Although CKD3 is primarily diagnosed and managed in primary care, not all general practitioners have accepted the classification of eGFR 45-60 as a disease, especially for older patients. McIntyre and colleagues found that only 41% of a cohort of patients with CKD3 who were on disease registers were aware of having kidney problems and that those aged over 75 were more likely to be unaware.12
Qualitative work with GPs has suggested that they are wary of causing anxiety by giving a disease label to patients, particularly when clinical benefit is uncertain.21 Chronic kidney disease stage 3 sounds serious to many patients22; chronic is often taken to mean severe and stage 3 suggests it is already someway advanced. It is therefore understandable that GPs often explain the problem and its consequences without heavy emphasis on the specific terminology. However, in an age where patients can readily access their electronic clinical records and copying clinic letters to patients is commonplace there is increasingly a need to explain specific terms to patients.
One factor affecting discussions about kidney function during consultations with older patients is that it is unlikely that they will attend their GP or practice nurse for a review specifically triggered by a label of CKD. Most will be attending for monitoring of other conditions (diabetes, hypertension, etc) and kidney function is monitored as part of this. Results are therefore discussed holistically alongside those relating to other conditions. For patients with eGFRs of 45-60 mL/min/1.73 m2, relevant information could still be discussed without a label of CKD.
A 71 year old woman, already taking simvastatin and antihypertensive treatment, was diagnosed with CKD3a after three successive eGFR results in the range 50-60 mL/min/1.73 m2 over several months. Urine analysis showed no abnormality and her eGFR was stable. This new diagnosis was discussed with her and a few weeks later she was asked how she felt about the discussion and what the diagnosis meant to her.
“To be honest, it did scare me. You hear the words ‘kidney disease’ and immediately think of dialysis. I did feel better when I was told it was more about my blood pressure, and probably partly just getting older, but I went on the internet when I got home and everything you read there scares you. A few days later I felt better though. I thought my GP didn’t seem worried about it and didn’t give me any medication for it so it can’t be that bad. I can understand that it’s just part of getting old. Everybody’s body deteriorates with age and everything wears down eventually. I think it’s the word ‘chronic’ that’s most worrying.

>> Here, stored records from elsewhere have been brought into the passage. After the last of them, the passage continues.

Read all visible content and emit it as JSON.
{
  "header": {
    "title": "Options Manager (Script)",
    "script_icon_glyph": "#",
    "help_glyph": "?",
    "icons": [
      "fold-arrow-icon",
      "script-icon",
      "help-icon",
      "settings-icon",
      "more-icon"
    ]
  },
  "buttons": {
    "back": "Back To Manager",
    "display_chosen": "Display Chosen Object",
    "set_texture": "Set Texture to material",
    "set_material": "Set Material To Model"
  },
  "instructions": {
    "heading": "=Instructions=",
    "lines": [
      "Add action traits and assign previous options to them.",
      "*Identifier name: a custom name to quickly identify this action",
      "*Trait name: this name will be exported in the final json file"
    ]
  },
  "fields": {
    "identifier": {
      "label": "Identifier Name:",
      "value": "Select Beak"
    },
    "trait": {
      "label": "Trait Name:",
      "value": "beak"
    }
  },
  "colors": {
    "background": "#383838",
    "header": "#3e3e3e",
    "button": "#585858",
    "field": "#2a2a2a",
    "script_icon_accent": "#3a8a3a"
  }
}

It makes you feel like you’re just going to fade away and I did think, is this going to be the start of me being really ill?”
Half of the elderly population meet current criteria for chronic kidney disease
This is based on an age neutral staging system that identifies small increases in cardiovascular risk in population studies
Diagnosis of early disease (stage 3a) in elderly people does not by itself lead to any specific treatment
Elderly patients may be better served by a system that focuses on optimising patient centred care rather than using epidemiological risk stratification to define disease
Cite this as: BMJ 2015;351:h6559
Competing interests: We have read and understood BMJ policy on declaration of interests and have no relevant interests to declare.
Contributors and sources: TE is a clinical research fellow with a research interest in the links between CKD and CVD. AK is a consultant nephrologist. HT is an academic GP. All authors helped draft the article and have approved the final version. AK is the guarantor.
Patient involvement: The patient quoted has approved the words in the patient perspective box and was given the opportunity to read the whole article.
Provenance and peer review: Not commissioned; externally peer reviewed.